■ Action item ■
Please repeat the data exactly, leaving nothing out.

Records for this task section start

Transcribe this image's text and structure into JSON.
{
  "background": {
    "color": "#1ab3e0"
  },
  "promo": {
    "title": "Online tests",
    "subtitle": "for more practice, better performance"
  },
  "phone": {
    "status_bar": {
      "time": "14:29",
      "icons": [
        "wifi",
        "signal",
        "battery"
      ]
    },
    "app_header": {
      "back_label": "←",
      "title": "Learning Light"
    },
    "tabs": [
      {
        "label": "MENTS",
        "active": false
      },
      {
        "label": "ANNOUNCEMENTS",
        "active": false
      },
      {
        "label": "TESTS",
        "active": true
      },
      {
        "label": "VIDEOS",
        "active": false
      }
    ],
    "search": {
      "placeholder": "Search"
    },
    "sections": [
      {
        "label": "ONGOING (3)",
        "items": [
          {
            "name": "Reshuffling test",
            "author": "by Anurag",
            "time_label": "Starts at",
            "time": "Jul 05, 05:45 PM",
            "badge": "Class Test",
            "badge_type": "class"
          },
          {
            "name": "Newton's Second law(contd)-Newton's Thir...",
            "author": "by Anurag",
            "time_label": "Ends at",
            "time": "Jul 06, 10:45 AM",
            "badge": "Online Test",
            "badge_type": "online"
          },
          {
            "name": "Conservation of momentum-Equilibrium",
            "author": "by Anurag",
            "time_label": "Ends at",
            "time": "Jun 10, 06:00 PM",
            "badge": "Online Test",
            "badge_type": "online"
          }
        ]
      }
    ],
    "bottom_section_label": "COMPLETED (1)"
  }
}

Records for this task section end

■ Task answer ■
Transcribe this image's text and structure into JSON.
{
  "background": {
    "color": "#1ab3e0"
  },
  "promo": {
    "title": "Online tests",
    "subtitle": "for more practice, better performance"
  },
  "phone": {
    "status_bar": {
      "time": "14:29",
      "icons": [
        "wifi",
        "signal",
        "battery"
      ]
    },
    "app_header": {
      "back_label": "←",
      "title": "Learning Light"
    },
    "tabs": [
      {
        "label": "MENTS",
        "active": false
      },
      {
        "label": "ANNOUNCEMENTS",
        "active": false
      },
      {
        "label": "TESTS",
        "active": true
      },
      {
        "label": "VIDEOS",
        "active": false
      }
    ],
    "search": {
      "placeholder": "Search"
    },
    "sections": [
      {
        "label": "ONGOING (3)",
        "items": [
          {
            "name": "Reshuffling test",
            "author": "by Anurag",
            "time_label": "Starts at",
            "time": "Jul 05, 05:45 PM",
            "badge": "Class Test",
            "badge_type": "class"
          },
          {
            "name": "Newton's Second law(contd)-Newton's Thir...",
            "author": "by Anurag",
            "time_label": "Ends at",
            "time": "Jul 06, 10:45 AM",
            "badge": "Online Test",
            "badge_type": "online"
          },
          {
            "name": "Conservation of momentum-Equilibrium",
            "author": "by Anurag",
            "time_label": "Ends at",
            "time": "Jun 10, 06:00 PM",
            "badge": "Online Test",
            "badge_type": "online"
          }
        ]
      }
    ],
    "bottom_section_label": "COMPLETED (1)"
  }
}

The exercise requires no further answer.